**Task details**
Taking the records line by line, how many lines contain the word "momentos"? Answer with the number only.

**Input data**
↓↓↓
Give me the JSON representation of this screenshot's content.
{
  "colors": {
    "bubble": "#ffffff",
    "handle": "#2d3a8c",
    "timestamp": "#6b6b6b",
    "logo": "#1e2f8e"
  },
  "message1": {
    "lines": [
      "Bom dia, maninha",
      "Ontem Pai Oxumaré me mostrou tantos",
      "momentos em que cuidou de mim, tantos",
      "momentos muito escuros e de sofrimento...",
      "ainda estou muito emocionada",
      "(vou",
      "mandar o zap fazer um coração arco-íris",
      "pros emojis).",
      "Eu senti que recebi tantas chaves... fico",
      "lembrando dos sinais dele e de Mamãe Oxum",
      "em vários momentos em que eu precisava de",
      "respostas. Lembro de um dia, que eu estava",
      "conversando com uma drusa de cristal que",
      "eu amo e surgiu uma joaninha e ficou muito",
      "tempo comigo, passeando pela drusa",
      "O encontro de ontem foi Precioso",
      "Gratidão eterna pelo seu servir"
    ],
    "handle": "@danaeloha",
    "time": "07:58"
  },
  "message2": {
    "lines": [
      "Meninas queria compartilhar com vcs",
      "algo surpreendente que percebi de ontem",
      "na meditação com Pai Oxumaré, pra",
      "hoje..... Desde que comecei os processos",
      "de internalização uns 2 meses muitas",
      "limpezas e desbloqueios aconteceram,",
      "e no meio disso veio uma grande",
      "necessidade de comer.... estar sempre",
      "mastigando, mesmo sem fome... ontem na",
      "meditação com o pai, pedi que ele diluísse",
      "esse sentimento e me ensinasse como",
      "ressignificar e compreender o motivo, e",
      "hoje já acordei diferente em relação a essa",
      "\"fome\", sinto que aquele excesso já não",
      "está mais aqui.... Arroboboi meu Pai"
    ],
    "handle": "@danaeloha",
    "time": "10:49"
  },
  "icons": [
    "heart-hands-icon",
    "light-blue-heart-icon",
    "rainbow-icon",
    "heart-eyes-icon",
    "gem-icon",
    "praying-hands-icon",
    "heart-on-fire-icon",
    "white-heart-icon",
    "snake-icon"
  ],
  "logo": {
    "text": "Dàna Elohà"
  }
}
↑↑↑
**Your solution**
3